Cervical Cancer is Almost Always Preventable

Anyone with a cervix is encouraged to get checked every three years with a simple test to prevent cervical cancer. 
October 21 to 25 is National Cervical Cancer Awareness Week, and Cancer Care Ontario (in time, Ontario Health), is encouraging people to stay up-to-date with regular cervical screening.
 
Every year, about 750 people in Ontario will get cervical cancer and about 160 people will die from it. Getting screened regularly is important because it can find abnormal cells that could become cancer (called pre-cancers). Finding pre-cancers and treating them can prevent you from getting cancer. 
 
The Cervical Screening Program (OCSP), recommends going for cervical screening every three years if you have a cervix, are age 21 to 69, and are or have ever been sexually active. Cervical cancer can almost always be prevented with regular cervical screening and follow-up of abnormal results.
 
Cervical cancer can affect anyone with a cervix who has ever been sexually active. The OCSP recommends that people should go for cervical screening even if they: 
 
  • Feel healthy and have no symptoms; 
  • Are no longer sexually active;
  • Have only had one partner; 
  • Are in a same-sex relationship;
  • Have been through menopause;
  • Have no family history of cervical cancer; or
  • Have received the HPV vaccine. 
 
Cervical cancer is caused when a cancer-causing type of human papillomavirus (HPV) does not go away. HPV is passed from one person to another through sexual activity, which includes intercourse (sex) and digital (using the fingers) or oral (using the mouth) sexual activity involving the genitals with a partner of any sex. HPV infections are common and up to 80 percent of sexually active people will have an HPV infection in their lifetime. 
 
There are many types of HPV infections, and some cause cell changes in the cervix which can lead to an abnormal cervical screening test result. Only cells caused by cancer-causing types of HPV can increase your risk of getting cervical cancer. If an infection from a cancer-causing type of HPV stays in the body for many years, it can lead to cervical cancer. 
 
For more information on cervical screening, visit www.cancercareontario.ca/ccaw. To find a clinic offering cervical screening in your community during Cervical Cancer Awareness Week, visit the Federation of Medical Women of Canada
 
If you do not have a family doctor or nurse practitioner, you can get screened at some public health units, sexual health clinics or walk-in-clinics.
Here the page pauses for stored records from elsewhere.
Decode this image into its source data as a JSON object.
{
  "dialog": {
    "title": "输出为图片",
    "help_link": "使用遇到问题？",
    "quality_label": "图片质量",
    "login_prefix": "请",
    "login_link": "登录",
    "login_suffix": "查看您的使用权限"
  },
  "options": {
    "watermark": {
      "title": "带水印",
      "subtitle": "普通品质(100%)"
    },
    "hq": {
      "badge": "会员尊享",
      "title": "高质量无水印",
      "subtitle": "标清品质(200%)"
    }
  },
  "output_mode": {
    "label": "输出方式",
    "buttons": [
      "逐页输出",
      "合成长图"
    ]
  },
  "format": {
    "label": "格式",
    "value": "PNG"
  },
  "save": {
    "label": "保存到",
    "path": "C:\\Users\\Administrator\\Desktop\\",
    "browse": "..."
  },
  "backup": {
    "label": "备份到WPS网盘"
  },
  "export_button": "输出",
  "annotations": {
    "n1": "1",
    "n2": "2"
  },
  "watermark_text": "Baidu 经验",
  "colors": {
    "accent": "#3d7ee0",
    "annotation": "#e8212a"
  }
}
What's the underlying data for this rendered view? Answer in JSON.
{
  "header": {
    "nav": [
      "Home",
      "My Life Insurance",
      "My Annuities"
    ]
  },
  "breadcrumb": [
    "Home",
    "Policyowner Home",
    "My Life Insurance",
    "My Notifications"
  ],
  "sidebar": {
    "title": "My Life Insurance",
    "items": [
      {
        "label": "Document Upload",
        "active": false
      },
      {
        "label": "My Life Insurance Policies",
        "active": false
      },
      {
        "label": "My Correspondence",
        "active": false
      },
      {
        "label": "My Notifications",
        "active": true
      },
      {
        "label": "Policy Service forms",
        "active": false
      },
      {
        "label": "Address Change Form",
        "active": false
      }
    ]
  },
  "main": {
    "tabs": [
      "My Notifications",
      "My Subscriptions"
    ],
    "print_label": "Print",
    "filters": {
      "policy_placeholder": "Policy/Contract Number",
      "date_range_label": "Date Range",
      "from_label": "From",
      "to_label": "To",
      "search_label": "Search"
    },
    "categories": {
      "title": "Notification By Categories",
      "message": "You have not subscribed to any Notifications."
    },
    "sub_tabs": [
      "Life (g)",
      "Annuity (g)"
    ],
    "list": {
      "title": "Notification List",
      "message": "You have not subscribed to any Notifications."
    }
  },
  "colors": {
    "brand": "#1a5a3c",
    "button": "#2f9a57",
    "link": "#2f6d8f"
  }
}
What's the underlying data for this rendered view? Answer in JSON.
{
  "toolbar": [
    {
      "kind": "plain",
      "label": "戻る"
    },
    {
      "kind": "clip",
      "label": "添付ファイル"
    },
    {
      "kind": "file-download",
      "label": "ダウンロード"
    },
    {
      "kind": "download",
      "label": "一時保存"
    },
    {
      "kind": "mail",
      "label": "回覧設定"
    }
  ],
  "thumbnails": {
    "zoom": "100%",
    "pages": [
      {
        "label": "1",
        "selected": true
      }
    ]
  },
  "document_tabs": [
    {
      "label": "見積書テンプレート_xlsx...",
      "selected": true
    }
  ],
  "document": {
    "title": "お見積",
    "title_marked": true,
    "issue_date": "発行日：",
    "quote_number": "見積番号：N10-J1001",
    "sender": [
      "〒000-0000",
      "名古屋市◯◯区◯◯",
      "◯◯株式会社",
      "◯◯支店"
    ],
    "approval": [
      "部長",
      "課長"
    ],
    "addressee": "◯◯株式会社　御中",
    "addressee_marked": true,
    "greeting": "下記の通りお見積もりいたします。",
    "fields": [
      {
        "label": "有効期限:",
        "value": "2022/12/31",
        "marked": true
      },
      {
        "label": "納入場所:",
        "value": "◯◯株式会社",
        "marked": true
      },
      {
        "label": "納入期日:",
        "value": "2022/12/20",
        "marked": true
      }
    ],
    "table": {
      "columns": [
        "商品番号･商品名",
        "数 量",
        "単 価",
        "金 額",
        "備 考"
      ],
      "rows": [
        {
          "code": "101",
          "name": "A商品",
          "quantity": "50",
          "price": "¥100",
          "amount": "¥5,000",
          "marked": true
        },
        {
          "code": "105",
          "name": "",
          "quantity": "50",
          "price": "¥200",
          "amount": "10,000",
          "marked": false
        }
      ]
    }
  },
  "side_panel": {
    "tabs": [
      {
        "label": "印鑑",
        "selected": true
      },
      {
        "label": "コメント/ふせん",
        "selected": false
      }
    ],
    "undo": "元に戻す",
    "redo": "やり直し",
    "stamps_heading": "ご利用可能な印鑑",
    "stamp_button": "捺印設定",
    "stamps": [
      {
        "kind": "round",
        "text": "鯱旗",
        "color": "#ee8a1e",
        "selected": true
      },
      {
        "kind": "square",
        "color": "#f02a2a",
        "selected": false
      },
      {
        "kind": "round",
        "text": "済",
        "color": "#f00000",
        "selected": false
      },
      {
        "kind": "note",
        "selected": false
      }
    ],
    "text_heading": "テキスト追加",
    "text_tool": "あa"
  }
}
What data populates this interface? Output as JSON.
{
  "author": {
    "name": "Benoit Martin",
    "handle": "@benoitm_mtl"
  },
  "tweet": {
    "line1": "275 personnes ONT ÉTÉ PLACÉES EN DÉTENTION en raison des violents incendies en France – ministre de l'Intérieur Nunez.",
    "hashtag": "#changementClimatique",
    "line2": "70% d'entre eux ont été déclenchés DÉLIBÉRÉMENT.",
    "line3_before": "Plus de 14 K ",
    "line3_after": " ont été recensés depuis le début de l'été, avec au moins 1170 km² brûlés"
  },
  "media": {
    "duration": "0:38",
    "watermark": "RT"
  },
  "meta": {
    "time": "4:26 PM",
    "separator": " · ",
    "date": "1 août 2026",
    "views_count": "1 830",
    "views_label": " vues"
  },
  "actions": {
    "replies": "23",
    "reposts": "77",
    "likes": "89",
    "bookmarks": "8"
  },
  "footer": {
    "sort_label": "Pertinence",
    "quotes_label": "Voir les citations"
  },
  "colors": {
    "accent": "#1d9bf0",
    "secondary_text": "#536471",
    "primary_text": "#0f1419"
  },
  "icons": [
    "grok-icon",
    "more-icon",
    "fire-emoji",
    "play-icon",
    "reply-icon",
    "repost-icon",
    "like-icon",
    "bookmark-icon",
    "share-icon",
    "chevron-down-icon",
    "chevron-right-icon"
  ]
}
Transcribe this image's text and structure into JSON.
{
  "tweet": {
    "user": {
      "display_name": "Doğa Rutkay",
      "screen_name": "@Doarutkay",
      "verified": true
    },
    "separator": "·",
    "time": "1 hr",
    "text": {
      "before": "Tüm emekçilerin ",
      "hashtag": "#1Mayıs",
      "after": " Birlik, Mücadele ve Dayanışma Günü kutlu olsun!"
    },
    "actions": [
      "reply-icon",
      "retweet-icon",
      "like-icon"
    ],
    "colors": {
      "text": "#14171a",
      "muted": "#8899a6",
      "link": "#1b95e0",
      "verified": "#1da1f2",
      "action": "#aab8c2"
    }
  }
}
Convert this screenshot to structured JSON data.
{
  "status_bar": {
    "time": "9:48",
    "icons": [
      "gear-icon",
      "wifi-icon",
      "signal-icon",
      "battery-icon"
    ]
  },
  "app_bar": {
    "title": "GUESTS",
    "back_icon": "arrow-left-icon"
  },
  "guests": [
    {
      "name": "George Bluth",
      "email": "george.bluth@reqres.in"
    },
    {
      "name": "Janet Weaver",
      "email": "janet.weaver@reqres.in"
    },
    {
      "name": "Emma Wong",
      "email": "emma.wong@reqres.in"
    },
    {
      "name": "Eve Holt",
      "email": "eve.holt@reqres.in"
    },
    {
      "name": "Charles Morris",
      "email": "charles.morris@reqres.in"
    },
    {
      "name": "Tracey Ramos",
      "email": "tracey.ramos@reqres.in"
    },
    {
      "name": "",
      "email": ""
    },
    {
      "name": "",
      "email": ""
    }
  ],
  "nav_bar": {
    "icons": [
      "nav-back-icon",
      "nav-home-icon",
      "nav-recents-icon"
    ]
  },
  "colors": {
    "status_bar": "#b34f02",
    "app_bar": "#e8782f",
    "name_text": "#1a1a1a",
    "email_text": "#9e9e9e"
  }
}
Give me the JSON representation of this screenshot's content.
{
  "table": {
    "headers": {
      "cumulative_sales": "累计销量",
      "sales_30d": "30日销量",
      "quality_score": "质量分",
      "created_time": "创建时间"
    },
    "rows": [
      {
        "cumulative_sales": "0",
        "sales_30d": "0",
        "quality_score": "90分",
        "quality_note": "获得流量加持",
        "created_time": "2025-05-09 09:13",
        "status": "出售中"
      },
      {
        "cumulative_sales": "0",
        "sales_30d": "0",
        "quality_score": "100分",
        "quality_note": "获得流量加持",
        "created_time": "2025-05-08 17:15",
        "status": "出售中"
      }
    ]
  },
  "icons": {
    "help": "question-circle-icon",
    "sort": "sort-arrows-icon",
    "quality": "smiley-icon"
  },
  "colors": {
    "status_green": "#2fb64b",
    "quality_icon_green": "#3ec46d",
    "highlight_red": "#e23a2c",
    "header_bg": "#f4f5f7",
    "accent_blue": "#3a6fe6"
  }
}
You can also find a family doctor or nurse practitioner through the Ministry of Health’s Health Care Connect program.